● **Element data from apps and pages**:
* * * * * * *
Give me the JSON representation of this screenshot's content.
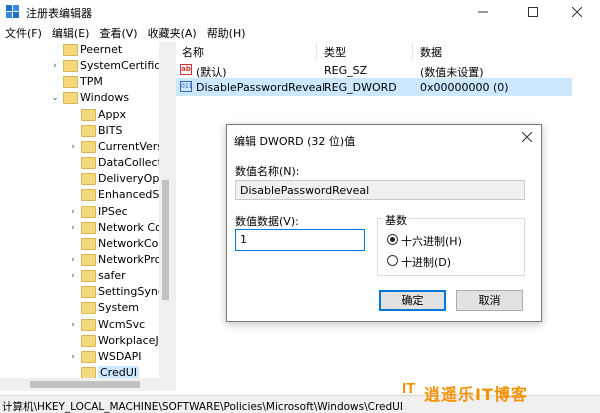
{
  "window": {
    "title": "注册表编辑器"
  },
  "menu": [
    "文件(F)",
    "编辑(E)",
    "查看(V)",
    "收藏夹(A)",
    "帮助(H)"
  ],
  "tree": {
    "items": [
      {
        "label": "Peernet",
        "arrow": "",
        "selected": false
      },
      {
        "label": "SystemCertificate",
        "arrow": ">",
        "selected": false
      },
      {
        "label": "TPM",
        "arrow": "",
        "selected": false
      },
      {
        "label": "Windows",
        "arrow": "v",
        "selected": false
      },
      {
        "label": "Appx",
        "arrow": "",
        "selected": false
      },
      {
        "label": "BITS",
        "arrow": "",
        "selected": false
      },
      {
        "label": "CurrentVersic",
        "arrow": ">",
        "selected": false
      },
      {
        "label": "DataCollectio",
        "arrow": "",
        "selected": false
      },
      {
        "label": "DeliveryOptin",
        "arrow": "",
        "selected": false
      },
      {
        "label": "EnhancedStoi",
        "arrow": "",
        "selected": false
      },
      {
        "label": "IPSec",
        "arrow": ">",
        "selected": false
      },
      {
        "label": "Network Con",
        "arrow": ">",
        "selected": false
      },
      {
        "label": "NetworkConn",
        "arrow": "",
        "selected": false
      },
      {
        "label": "NetworkProv",
        "arrow": ">",
        "selected": false
      },
      {
        "label": "safer",
        "arrow": ">",
        "selected": false
      },
      {
        "label": "SettingSync",
        "arrow": "",
        "selected": false
      },
      {
        "label": "System",
        "arrow": "",
        "selected": false
      },
      {
        "label": "WcmSvc",
        "arrow": ">",
        "selected": false
      },
      {
        "label": "WorkplaceJo",
        "arrow": "",
        "selected": false
      },
      {
        "label": "WSDAPI",
        "arrow": ">",
        "selected": false
      },
      {
        "label": "CredUI",
        "arrow": "",
        "selected": true
      }
    ]
  },
  "list": {
    "headers": {
      "name": "名称",
      "type": "类型",
      "data": "数据"
    },
    "rows": [
      {
        "icon": "string-value-icon",
        "icon_text": "ab",
        "name": "(默认)",
        "type": "REG_SZ",
        "data": "(数值未设置)",
        "selected": false
      },
      {
        "icon": "binary-value-icon",
        "icon_text": "011",
        "name": "DisablePasswordReveal",
        "type": "REG_DWORD",
        "data": "0x00000000 (0)",
        "selected": true
      }
    ]
  },
  "status": {
    "path": "计算机\\HKEY_LOCAL_MACHINE\\SOFTWARE\\Policies\\Microsoft\\Windows\\CredUI"
  },
  "dialog": {
    "title": "编辑 DWORD (32 位)值",
    "name_label": "数值名称(N):",
    "name_value": "DisablePasswordReveal",
    "data_label": "数值数据(V):",
    "data_value": "1",
    "base_label": "基数",
    "radio_hex": "十六进制(H)",
    "radio_dec": "十进制(D)",
    "selected_base": "hex",
    "ok_label": "确定",
    "cancel_label": "取消"
  },
  "watermark": {
    "it": "IT",
    "text": "逍遥乐IT博客"
  },
  "colors": {
    "selection": "#cce8ff",
    "accent": "#0078d7",
    "folder": "#f5d77c",
    "watermark": "#f39100"
  }
}
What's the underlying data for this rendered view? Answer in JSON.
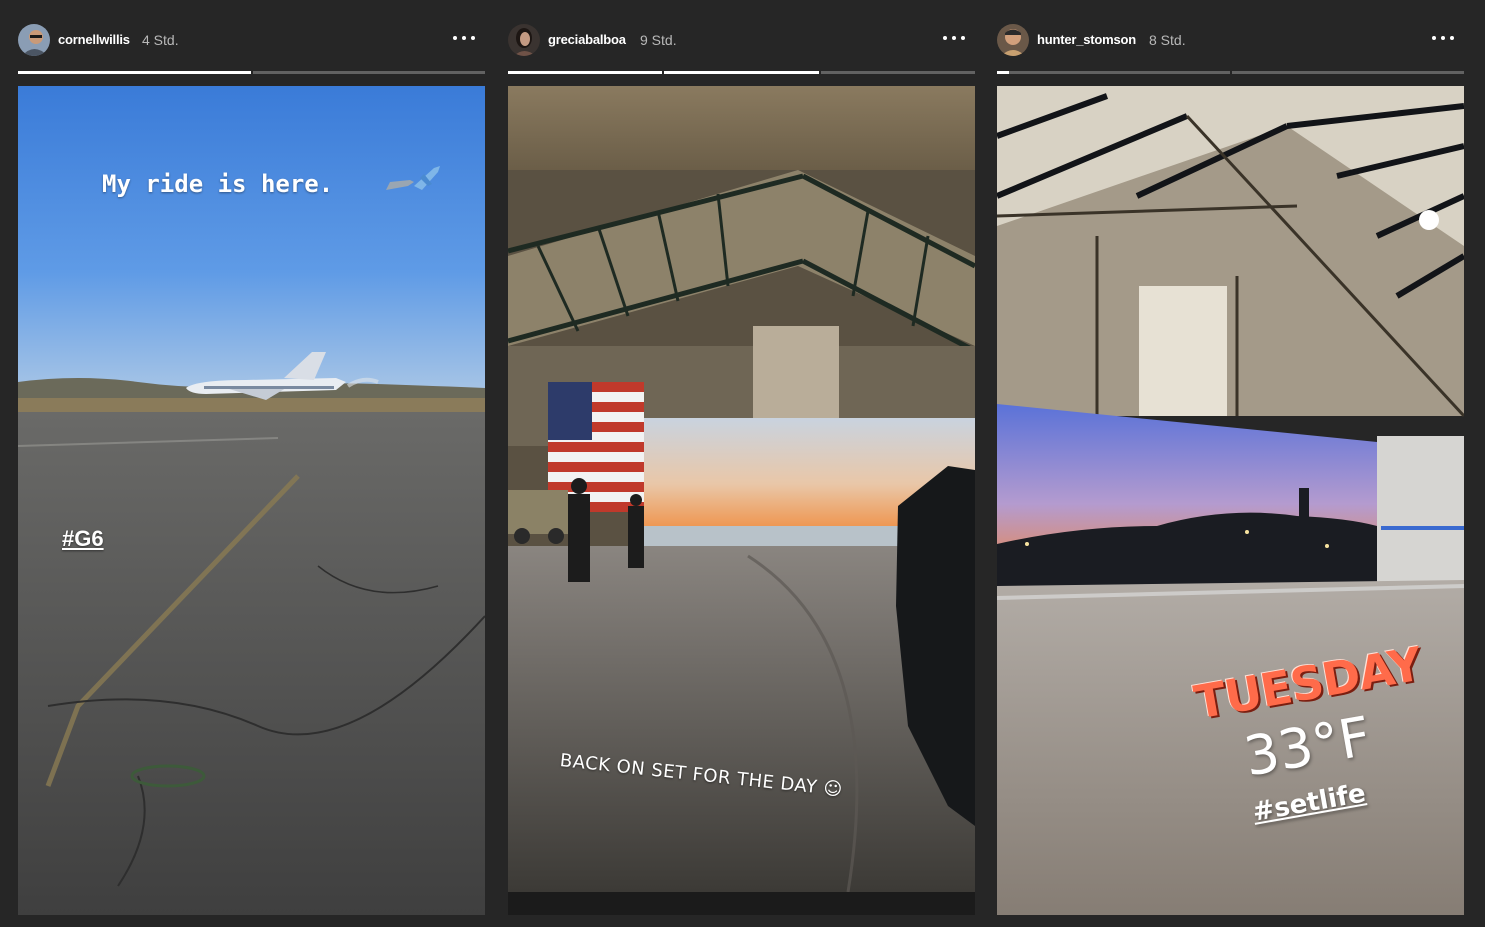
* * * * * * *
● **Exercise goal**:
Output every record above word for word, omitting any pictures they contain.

● **Response**:
Give me the JSON representation of this screenshot's content.
{
  "window": {
    "title": "注册表编辑器"
  },
  "menu": [
    "文件(F)",
    "编辑(E)",
    "查看(V)",
    "收藏夹(A)",
    "帮助(H)"
  ],
  "tree": {
    "items": [
      {
        "label": "Peernet",
        "arrow": "",
        "selected": false
      },
      {
        "label": "SystemCertificate",
        "arrow": ">",
        "selected": false
      },
      {
        "label": "TPM",
        "arrow": "",
        "selected": false
      },
      {
        "label": "Windows",
        "arrow": "v",
        "selected": false
      },
      {
        "label": "Appx",
        "arrow": "",
        "selected": false
      },
      {
        "label": "BITS",
        "arrow": "",
        "selected": false
      },
      {
        "label": "CurrentVersic",
        "arrow": ">",
        "selected": false
      },
      {
        "label": "DataCollectio",
        "arrow": "",
        "selected": false
      },
      {
        "label": "DeliveryOptin",
        "arrow": "",
        "selected": false
      },
      {
        "label": "EnhancedStoi",
        "arrow": "",
        "selected": false
      },
      {
        "label": "IPSec",
        "arrow": ">",
        "selected": false
      },
      {
        "label": "Network Con",
        "arrow": ">",
        "selected": false
      },
      {
        "label": "NetworkConn",
        "arrow": "",
        "selected": false
      },
      {
        "label": "NetworkProv",
        "arrow": ">",
        "selected": false
      },
      {
        "label": "safer",
        "arrow": ">",
        "selected": false
      },
      {
        "label": "SettingSync",
        "arrow": "",
        "selected": false
      },
      {
        "label": "System",
        "arrow": "",
        "selected": false
      },
      {
        "label": "WcmSvc",
        "arrow": ">",
        "selected": false
      },
      {
        "label": "WorkplaceJo",
        "arrow": "",
        "selected": false
      },
      {
        "label": "WSDAPI",
        "arrow": ">",
        "selected": false
      },
      {
        "label": "CredUI",
        "arrow": "",
        "selected": true
      }
    ]
  },
  "list": {
    "headers": {
      "name": "名称",
      "type": "类型",
      "data": "数据"
    },
    "rows": [
      {
        "icon": "string-value-icon",
        "icon_text": "ab",
        "name": "(默认)",
        "type": "REG_SZ",
        "data": "(数值未设置)",
        "selected": false
      },
      {
        "icon": "binary-value-icon",
        "icon_text": "011",
        "name": "DisablePasswordReveal",
        "type": "REG_DWORD",
        "data": "0x00000000 (0)",
        "selected": true
      }
    ]
  },
  "status": {
    "path": "计算机\\HKEY_LOCAL_MACHINE\\SOFTWARE\\Policies\\Microsoft\\Windows\\CredUI"
  },
  "dialog": {
    "title": "编辑 DWORD (32 位)值",
    "name_label": "数值名称(N):",
    "name_value": "DisablePasswordReveal",
    "data_label": "数值数据(V):",
    "data_value": "1",
    "base_label": "基数",
    "radio_hex": "十六进制(H)",
    "radio_dec": "十进制(D)",
    "selected_base": "hex",
    "ok_label": "确定",
    "cancel_label": "取消"
  },
  "watermark": {
    "it": "IT",
    "text": "逍遥乐IT博客"
  },
  "colors": {
    "selection": "#cce8ff",
    "accent": "#0078d7",
    "folder": "#f5d77c",
    "watermark": "#f39100"
  }
}
What's the underlying data for this rendered view? Answer in JSON.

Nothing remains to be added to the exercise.